*** Input records Section Begins ***

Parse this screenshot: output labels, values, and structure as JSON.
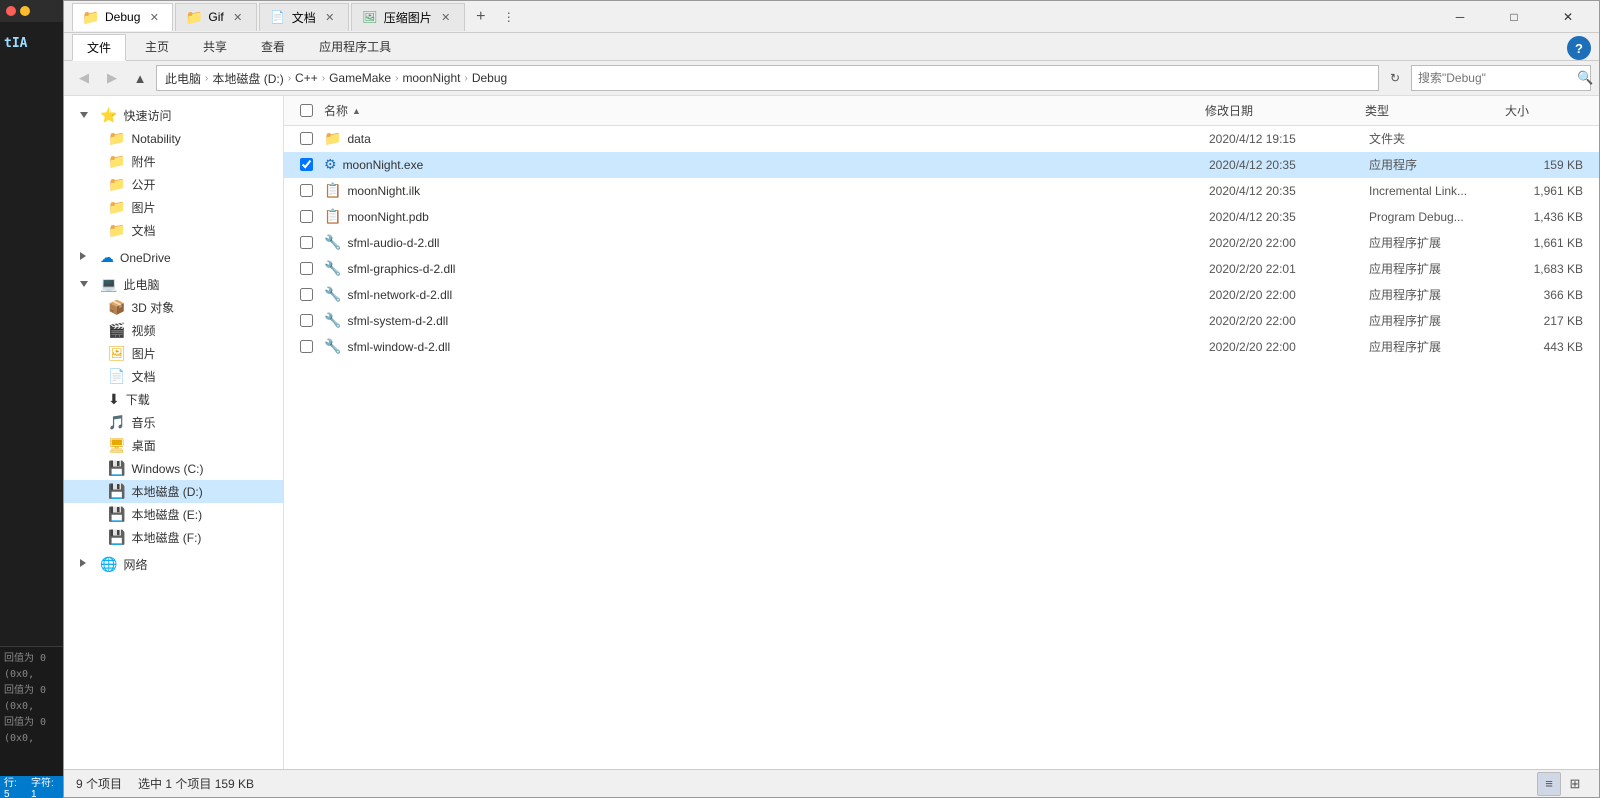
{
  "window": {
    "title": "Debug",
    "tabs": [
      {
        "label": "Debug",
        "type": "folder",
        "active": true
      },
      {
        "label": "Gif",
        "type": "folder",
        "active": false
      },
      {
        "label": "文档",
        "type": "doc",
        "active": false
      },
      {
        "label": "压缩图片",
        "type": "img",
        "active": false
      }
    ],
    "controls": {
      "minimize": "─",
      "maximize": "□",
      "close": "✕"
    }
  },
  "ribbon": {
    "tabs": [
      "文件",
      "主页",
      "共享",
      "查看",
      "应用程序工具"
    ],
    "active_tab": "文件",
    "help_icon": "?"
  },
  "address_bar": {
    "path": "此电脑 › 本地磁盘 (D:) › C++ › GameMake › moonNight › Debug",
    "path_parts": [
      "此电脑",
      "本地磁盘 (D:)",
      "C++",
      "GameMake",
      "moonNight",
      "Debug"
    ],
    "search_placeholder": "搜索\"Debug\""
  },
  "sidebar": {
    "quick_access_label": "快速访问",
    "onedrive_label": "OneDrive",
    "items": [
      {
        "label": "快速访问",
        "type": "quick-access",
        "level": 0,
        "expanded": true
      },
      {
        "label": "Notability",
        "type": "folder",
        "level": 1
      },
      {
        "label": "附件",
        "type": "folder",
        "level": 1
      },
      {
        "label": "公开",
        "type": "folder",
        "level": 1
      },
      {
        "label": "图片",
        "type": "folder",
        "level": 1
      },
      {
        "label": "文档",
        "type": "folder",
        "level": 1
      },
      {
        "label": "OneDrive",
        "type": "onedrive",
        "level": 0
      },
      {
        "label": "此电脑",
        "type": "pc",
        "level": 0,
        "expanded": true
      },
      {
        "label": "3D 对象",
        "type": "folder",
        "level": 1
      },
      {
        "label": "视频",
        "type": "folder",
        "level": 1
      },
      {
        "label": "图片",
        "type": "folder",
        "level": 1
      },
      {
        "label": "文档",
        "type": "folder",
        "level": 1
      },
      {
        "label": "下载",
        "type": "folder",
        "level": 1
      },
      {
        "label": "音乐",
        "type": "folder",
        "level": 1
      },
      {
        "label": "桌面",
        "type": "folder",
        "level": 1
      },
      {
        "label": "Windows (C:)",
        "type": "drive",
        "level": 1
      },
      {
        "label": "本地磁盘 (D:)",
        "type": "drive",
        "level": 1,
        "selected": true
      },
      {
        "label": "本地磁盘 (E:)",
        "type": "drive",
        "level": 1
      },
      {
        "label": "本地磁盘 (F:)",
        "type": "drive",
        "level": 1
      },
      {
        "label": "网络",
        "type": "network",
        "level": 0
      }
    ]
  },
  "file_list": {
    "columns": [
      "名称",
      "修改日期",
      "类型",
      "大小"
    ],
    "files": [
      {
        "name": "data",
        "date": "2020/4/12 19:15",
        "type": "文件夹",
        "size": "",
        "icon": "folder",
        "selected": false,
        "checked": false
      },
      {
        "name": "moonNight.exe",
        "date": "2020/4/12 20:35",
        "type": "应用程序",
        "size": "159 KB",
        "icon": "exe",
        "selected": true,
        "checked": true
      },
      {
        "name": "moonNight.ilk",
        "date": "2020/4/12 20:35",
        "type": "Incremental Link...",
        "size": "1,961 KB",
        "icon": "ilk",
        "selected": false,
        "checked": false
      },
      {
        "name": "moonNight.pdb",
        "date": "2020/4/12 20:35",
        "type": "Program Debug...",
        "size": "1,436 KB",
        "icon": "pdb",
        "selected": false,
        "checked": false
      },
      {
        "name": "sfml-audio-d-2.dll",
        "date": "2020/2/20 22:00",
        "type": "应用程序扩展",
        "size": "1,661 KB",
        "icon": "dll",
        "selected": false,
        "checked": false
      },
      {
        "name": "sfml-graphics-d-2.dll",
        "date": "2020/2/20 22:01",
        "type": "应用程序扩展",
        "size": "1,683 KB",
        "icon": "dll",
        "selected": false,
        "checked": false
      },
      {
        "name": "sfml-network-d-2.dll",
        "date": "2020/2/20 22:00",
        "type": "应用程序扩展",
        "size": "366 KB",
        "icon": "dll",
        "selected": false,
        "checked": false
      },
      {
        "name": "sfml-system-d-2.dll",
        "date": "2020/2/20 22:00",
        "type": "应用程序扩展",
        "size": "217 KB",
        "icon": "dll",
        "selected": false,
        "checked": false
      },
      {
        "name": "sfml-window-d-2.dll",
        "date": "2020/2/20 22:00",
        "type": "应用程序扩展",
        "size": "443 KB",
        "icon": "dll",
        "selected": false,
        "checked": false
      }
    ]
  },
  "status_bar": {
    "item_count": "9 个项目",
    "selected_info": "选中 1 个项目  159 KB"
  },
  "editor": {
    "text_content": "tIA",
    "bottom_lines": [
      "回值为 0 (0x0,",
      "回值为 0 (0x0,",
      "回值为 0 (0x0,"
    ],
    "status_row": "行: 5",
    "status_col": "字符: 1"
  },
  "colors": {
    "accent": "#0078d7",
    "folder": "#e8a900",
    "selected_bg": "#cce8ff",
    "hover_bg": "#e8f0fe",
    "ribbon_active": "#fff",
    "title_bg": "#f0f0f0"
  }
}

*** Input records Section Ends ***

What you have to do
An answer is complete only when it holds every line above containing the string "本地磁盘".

Expected answer
    "path": "此电脑 › 本地磁盘 (D:) › C++ › GameMake › moonNight › Debug",
      "本地磁盘 (D:)",
        "label": "本地磁盘 (D:)",
        "label": "本地磁盘 (E:)",
        "label": "本地磁盘 (F:)",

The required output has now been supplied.